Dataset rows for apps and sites
>>>
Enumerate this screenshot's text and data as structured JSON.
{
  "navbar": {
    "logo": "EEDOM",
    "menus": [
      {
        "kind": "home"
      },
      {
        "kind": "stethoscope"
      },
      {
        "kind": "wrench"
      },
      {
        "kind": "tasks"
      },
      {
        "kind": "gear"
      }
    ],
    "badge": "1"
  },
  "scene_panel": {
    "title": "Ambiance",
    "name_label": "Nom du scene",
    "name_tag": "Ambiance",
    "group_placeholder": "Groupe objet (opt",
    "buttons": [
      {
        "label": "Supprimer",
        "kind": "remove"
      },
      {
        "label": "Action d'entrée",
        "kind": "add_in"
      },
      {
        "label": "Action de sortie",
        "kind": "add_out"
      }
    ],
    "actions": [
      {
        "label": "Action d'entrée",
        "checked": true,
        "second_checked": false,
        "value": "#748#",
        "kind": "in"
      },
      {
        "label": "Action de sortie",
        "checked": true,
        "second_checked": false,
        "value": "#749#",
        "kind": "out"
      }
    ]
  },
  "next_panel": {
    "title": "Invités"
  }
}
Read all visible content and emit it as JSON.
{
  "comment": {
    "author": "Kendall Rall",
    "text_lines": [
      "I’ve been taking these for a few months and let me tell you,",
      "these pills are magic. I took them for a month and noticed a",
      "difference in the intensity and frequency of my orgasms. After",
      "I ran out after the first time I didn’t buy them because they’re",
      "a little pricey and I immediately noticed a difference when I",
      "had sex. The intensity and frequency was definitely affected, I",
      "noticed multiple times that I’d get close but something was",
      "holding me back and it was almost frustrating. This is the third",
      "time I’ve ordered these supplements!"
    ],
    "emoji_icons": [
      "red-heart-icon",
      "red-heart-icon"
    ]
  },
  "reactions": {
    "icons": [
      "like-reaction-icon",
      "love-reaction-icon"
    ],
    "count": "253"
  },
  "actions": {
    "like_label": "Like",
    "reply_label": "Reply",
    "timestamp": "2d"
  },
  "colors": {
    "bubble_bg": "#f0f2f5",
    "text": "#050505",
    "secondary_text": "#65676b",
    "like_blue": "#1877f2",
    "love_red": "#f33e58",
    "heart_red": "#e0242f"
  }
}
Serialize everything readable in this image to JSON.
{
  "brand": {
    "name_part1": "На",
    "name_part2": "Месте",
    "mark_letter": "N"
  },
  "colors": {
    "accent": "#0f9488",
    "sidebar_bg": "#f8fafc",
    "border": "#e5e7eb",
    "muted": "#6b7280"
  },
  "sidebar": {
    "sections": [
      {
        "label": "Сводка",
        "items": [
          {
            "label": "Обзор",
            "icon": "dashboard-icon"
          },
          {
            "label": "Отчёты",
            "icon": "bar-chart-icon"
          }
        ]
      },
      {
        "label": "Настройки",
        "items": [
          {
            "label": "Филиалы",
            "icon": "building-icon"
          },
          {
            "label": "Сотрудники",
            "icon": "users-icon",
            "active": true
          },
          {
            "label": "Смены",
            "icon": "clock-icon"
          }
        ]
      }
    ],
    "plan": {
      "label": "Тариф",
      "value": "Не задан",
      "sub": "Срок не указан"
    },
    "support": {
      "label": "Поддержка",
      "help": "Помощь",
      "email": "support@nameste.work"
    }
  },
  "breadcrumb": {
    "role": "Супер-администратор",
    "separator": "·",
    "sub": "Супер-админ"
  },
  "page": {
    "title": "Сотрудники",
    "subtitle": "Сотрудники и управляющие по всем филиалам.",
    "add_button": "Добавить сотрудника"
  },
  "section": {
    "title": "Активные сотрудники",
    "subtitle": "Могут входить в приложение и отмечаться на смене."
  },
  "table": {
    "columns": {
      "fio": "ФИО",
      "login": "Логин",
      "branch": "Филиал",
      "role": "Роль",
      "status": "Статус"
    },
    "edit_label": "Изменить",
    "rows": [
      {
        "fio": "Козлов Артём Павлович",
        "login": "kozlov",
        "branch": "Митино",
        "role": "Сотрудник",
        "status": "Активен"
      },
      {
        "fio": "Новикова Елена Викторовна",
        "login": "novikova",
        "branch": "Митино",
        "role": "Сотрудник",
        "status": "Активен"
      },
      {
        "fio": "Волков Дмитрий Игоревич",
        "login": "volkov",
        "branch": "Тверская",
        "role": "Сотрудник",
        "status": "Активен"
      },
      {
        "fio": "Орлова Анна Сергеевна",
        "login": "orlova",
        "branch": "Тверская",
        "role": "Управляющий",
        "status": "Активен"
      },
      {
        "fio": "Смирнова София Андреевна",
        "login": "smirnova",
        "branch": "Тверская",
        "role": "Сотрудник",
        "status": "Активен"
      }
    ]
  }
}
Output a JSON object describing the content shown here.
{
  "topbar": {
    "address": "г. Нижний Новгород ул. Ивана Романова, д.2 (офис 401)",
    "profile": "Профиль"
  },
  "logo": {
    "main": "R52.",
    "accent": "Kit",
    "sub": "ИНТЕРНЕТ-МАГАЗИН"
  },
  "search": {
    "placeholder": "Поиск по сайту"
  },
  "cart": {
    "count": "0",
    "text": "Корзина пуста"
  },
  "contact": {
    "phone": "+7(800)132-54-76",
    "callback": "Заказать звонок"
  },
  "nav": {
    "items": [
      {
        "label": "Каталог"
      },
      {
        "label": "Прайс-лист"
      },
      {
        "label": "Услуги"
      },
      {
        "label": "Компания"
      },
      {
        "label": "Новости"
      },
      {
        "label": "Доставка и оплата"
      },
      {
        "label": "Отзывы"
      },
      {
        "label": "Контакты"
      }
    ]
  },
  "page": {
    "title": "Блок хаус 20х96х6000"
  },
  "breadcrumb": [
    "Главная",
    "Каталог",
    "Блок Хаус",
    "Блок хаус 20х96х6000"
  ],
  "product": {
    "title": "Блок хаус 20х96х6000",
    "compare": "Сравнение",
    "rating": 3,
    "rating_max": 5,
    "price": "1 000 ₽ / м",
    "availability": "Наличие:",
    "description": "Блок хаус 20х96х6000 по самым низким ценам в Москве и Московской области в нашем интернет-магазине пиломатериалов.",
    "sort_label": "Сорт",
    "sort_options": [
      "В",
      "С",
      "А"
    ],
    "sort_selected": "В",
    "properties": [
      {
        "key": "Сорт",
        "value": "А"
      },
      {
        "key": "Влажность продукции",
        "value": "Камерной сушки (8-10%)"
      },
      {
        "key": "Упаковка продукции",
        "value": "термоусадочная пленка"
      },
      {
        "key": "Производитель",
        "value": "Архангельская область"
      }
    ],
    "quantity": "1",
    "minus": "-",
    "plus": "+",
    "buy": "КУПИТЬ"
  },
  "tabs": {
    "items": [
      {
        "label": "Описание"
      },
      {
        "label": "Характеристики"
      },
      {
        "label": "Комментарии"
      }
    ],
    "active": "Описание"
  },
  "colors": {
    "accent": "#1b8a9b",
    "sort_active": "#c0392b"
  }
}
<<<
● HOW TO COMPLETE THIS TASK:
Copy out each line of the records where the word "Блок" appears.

● EXERCISE RESULT:
    "title": "Блок хаус 20х96х6000"
    "Блок Хаус",
    "Блок хаус 20х96х6000"
    "title": "Блок хаус 20х96х6000",
    "description": "Блок хаус 20х96х6000 по самым низким ценам в Москве и Московской области в нашем интернет-магазине пиломатериалов.",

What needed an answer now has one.